Getting TV stations through the airwaves may seem like an anachronism in the age of streaming video online. But actually, the rise of Hulu and Netflix seems to be helping the rabbit ear industry.
Over the last few years, many of us cut the cord on cable in favor of streaming programming online. Hulu Plus ($8 a month), Netflix streaming ($8 a month) and even Amazon ($80 a year for Amazon Prime with free, instant access to shows and movies) all have the same sort of content as cable but costs much less than a $50-plus cable subscription.
It’s sparked industry analysts to predict the demise of the traditional cable package, even though some providers like Comcast believe they have started to right the ship, while claiming that massive cord-cutting has been exaggerated. Comcast recently announced that it lost “just” 17,000 video subscribers in the fourth quarter, which is the fewest in five years.

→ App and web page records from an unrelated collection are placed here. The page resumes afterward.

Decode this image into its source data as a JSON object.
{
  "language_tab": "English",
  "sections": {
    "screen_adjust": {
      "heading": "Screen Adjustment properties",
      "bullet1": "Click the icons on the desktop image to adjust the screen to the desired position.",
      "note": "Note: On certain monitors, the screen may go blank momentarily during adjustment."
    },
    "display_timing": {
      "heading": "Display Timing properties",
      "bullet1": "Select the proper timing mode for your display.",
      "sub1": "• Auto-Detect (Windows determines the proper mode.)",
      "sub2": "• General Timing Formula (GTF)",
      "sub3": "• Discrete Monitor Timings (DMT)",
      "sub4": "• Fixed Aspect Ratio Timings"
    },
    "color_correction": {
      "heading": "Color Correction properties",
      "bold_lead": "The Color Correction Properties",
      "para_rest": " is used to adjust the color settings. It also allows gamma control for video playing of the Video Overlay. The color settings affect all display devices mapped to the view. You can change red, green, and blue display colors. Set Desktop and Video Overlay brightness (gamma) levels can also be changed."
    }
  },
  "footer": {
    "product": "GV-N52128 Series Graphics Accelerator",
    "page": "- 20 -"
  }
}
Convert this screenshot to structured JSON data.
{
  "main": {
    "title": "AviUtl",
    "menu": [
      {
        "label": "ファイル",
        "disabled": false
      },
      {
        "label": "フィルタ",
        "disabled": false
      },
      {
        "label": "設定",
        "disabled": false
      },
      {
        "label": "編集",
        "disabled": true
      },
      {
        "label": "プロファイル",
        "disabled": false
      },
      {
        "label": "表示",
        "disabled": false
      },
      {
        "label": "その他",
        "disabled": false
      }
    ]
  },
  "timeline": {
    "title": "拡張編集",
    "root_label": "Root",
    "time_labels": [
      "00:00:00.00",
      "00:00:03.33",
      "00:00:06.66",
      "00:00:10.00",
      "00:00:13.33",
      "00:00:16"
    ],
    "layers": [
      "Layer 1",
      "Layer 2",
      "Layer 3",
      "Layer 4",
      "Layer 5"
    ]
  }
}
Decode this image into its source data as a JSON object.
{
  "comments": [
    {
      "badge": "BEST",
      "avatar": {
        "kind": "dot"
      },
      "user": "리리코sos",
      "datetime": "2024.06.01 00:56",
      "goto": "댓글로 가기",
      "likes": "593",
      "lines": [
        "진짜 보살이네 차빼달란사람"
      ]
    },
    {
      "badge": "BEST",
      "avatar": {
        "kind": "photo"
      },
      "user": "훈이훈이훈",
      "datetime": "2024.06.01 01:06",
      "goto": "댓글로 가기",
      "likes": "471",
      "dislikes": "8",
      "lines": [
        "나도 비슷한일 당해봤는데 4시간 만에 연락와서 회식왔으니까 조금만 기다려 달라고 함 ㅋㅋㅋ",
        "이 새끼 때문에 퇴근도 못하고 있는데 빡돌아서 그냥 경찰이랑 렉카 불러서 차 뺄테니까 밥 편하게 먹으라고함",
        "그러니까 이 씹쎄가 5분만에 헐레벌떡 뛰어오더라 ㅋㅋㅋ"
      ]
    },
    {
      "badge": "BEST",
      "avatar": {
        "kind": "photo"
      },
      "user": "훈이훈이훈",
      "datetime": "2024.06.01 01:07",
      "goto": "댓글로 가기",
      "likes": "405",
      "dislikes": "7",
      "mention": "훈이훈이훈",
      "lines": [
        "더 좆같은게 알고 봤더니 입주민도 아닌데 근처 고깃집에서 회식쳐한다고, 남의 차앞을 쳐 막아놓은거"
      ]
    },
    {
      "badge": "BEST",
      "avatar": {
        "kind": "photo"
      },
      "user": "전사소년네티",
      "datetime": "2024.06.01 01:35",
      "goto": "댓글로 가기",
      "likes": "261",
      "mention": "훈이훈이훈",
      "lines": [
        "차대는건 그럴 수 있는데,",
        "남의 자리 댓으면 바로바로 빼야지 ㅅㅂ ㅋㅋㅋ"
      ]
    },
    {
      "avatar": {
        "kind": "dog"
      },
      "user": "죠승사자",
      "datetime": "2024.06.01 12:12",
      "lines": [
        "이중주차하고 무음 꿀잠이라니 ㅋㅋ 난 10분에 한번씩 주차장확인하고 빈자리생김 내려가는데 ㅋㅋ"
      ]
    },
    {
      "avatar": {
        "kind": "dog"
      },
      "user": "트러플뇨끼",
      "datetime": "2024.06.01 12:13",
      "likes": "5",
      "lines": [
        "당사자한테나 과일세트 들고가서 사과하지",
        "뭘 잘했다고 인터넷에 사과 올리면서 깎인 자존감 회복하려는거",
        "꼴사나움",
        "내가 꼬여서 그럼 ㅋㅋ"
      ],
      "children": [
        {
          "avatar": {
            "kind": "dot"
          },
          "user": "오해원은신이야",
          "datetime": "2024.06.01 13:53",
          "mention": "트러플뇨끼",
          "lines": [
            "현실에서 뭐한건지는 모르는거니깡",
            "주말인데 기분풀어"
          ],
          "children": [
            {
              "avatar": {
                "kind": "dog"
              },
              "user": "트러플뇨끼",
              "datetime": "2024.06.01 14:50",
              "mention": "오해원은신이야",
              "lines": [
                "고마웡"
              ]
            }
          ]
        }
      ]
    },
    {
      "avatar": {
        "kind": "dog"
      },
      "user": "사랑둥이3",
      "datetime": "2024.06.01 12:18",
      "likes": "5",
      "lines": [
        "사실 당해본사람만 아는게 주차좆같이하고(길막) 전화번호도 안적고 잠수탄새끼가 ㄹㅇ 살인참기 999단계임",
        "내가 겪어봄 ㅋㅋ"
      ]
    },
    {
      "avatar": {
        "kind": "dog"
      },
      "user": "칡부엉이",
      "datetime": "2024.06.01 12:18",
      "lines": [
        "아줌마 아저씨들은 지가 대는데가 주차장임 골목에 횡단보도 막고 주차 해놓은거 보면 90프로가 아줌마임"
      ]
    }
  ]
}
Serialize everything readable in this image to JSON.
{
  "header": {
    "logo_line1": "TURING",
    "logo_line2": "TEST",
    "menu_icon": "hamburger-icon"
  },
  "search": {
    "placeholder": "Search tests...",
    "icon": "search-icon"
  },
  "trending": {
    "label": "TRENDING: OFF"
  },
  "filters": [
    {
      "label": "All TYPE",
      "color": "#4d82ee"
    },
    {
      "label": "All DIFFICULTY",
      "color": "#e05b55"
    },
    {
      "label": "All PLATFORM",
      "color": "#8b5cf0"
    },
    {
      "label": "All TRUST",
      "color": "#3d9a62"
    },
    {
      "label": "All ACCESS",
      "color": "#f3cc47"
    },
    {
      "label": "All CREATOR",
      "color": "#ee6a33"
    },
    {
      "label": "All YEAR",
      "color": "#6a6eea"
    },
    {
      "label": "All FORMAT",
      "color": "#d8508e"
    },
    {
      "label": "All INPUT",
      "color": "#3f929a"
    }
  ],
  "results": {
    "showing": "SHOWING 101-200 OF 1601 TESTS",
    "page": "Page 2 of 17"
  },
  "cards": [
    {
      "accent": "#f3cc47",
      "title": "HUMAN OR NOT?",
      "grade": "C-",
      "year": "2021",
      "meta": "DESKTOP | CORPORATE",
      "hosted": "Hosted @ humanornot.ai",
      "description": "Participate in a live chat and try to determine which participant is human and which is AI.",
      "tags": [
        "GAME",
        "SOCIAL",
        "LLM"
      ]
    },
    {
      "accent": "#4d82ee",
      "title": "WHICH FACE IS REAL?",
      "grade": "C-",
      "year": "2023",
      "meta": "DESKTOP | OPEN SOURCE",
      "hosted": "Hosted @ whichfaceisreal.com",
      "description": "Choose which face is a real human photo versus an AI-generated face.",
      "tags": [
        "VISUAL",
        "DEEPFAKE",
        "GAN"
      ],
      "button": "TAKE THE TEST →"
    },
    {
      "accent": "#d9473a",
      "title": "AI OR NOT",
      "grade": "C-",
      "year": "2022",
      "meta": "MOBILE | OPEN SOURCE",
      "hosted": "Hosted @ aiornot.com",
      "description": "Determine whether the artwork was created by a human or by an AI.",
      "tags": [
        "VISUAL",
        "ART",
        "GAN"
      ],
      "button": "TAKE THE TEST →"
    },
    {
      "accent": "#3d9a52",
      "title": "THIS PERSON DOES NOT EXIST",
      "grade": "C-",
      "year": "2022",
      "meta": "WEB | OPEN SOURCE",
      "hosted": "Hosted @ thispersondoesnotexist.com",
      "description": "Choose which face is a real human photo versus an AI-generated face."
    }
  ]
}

Naturally, with so many ways of getting broadcast content, you would think that accessing programming through an antenna would go the way of the Walkman. But actually, the industry is experiencing a bit of a boom.
According to The Wall Street Journal, TV-antenna sales are up – big. One retailer – Antennas Direct – says it expects to double last year’s sales of 600,000 antennas, which was itself an increase from 400,000 sold in 2010. Walmart even recently announced it would start stocking the seller’s antennas.
What’s going on? It seems that a number of consumers have decided to ditch cable altogether, and they are getting shows through a combination of over-the-air broadcast stations and online streaming services. “Every time that Hulu and Netflix enhance their services, our phones light up,” Richard Schneider of Antennas Direct told The Journal.
In a further hybrid of old and new technologies, a new service called Aereo will be launching in mid-March in New York that will allow cable-cutters to stream local broadcast signals online. It’ll be $12 a month, but will have a 30-day free trial period.
Still, the number of Americans who receive broadcast channels over the air is tiny, estimated at less than 10%. Most get those channels through their pay-TV packages that come with many more cable channels. But a lot of those channels are still accessible and completely free over the airwaves (after you purchase an antenna, of course, which ranges from as low as $10 to $150). And in parts of the country with good reception, it makes sense that consumers are turning to traditional rabbit ears while also getting content online. Most places in the U.S. can get on average 30 to 45 channels over the air.